In the Suzhou area, where the same river is rather called Wusong River, it passes by Suzhou Industrial Park and Suzhou Dushu Lake Higher Education Town, and connects via Huodi Pond and Dushu Lake to the Grand Canal.

Bridges[edit]

The confluence of Suzhou Creek with Huangpu River, viewed from the General Post Office. Zhapu Road Bridge and Waibaidu Bridge are visible. Lujiazui is in the distance.

Suzhou Creek is crossed by a number of distinctive bridges, often European in style, the most famous one being Waibaidu Bridge (Garden Bridge) right at its confluence with Huangpu River.

Facilitating north-south traffic in the ever-growing metropolis, a number of new bridges are currently being constructed. Gubei Road bridge, to be opened in late 2006, will be the longest bridge over the waterway. By 2007, there will be thirty bridges spanning Suzhou Creek in Shanghai. In the Suzhou area, another 18 bridges are crossing the river as of 2015.

In the media[edit]

The Suzhou Creek plays a pivotal role in Lou Ye's film Suzhou River, which shows the lives of ordinary people living in the old quarters of the northern bank of the river at the turn of the millennium, rather than showcasing modern Shanghai.[citation needed]

In the film Empire of the Sun, Suzhou Creek has an internment camp/POW camp near an airfield.

References[edit]

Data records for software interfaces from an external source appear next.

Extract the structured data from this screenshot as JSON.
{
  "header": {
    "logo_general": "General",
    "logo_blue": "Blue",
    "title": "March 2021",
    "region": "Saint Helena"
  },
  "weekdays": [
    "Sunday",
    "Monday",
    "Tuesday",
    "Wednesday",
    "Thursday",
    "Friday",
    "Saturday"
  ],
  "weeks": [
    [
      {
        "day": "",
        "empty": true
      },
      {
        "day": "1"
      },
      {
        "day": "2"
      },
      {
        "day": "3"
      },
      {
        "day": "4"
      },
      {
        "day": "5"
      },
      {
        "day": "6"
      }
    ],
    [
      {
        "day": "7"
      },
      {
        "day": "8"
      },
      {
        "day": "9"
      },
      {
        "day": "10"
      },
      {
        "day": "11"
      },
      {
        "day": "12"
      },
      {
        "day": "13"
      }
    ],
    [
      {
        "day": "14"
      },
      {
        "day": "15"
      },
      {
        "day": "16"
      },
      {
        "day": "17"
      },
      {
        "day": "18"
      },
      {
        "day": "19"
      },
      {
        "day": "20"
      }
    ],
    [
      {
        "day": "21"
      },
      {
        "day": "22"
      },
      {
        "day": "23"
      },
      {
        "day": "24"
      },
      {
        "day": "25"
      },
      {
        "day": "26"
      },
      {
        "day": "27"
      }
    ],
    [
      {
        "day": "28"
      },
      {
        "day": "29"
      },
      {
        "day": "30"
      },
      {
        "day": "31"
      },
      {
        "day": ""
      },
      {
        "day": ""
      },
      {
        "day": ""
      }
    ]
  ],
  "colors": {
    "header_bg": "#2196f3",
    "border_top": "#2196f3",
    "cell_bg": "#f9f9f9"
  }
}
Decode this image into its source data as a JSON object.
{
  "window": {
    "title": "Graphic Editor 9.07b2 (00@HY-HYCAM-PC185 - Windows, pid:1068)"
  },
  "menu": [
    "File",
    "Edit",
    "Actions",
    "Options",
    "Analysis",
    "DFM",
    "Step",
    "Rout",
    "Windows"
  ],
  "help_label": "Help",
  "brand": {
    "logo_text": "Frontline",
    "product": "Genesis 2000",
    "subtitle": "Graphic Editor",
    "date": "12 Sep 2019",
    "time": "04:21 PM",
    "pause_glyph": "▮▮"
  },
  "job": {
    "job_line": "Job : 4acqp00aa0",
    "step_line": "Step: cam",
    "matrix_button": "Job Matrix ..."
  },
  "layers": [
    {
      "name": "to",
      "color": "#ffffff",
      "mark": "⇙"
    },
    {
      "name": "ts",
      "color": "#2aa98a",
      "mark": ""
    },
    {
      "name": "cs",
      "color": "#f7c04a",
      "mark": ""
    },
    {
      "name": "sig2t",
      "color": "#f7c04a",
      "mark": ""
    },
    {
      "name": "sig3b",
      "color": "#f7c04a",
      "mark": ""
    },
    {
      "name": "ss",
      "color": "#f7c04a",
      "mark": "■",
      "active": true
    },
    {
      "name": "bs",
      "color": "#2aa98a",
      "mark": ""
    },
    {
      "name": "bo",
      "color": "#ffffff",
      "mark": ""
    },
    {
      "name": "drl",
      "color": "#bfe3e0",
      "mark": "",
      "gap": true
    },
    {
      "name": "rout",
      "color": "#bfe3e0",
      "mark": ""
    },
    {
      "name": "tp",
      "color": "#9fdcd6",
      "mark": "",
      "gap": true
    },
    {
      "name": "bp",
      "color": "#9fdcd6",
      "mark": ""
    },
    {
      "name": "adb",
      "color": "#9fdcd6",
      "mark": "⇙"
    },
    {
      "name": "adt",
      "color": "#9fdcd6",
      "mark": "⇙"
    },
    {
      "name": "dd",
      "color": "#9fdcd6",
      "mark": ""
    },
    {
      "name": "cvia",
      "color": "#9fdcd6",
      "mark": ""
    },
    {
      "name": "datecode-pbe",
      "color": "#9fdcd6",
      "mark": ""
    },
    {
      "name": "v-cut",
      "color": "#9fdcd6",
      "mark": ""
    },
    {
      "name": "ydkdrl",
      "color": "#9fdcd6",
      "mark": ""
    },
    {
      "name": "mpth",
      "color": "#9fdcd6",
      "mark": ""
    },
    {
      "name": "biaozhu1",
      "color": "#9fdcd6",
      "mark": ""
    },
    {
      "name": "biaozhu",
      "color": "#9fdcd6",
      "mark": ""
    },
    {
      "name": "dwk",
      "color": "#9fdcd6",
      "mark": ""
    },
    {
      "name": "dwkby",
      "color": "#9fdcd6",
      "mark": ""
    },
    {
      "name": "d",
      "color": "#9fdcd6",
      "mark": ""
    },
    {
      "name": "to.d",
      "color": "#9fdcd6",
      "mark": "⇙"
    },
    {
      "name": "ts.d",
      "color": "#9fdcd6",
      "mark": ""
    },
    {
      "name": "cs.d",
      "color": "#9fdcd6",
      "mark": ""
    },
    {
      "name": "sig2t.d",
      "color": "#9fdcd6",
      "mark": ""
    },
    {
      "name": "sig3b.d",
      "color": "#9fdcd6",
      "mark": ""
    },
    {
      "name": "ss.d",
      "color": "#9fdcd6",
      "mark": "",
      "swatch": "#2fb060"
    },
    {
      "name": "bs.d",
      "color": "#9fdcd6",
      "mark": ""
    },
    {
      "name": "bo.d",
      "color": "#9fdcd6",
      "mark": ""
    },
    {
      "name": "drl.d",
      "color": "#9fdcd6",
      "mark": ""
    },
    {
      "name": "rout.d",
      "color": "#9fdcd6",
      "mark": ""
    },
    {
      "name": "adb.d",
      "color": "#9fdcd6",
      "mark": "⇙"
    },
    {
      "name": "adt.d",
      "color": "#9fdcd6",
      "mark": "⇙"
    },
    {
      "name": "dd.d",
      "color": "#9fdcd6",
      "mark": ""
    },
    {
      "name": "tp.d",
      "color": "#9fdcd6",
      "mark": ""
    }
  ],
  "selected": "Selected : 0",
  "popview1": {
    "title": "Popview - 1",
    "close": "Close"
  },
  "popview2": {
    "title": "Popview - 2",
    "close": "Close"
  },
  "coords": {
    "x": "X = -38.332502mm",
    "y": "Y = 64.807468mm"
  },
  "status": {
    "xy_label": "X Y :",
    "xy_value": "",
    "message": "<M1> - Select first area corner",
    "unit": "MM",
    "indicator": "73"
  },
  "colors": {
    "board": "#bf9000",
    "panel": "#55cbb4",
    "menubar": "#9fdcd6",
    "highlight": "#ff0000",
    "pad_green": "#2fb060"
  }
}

  1. ^ Shanghai Municipal Government. ""申","沪"的由来" ("Origins of Shen and Hu"). (Chinese)
  2. ^ Traditional Chinese: ; Shanghainese: Vu2.
  3. ^ "第二十三卷水利>>第一章治水方略、工程负担、投入>>第一节治水方略" (in Chinese). 上海地方志办公室. Retrieved 2011-10-01. 
  4. ^ "海瑞疏浚吴淞江"故道"辨正--《海瑞治理吴淞江》一文商榷" (in Chinese). 《上海地方志》2005年第四期. Retrieved 2011-10-01. 
  5. ^ "上海租界志 >> 第四篇公共设备 >> 第三章市政 >> 第一节 市政管理" (in Chinese). 上海市地方志办公室. 
  6. ^ Land Regulations, regulation I(1), Land REgulations and Bye-laws for the Foreign Settlement of Shanghai. "导言-苏州河传播曲" (in Chinese). 东方网财经中心. 2011-07-04. Retrieved 2011-10-01. 
  7. ^ "地图上从属吴淞江苏州河有望“正名”" (in Chinese). 新华网. 2004-11-11. Retrieved 2011-10-01. 
  8. ^ "Transforming An Urban Waterway — Shanghai, China". 12 Cases of Cleanup and Success 2009. 2009. Retrieved 14 October 2013. 
  9. ^ Li Anlan (30 April 2013). "Sights to see along Suzhou Creek". iDEALShanghai. Retrieved 14 October 2013.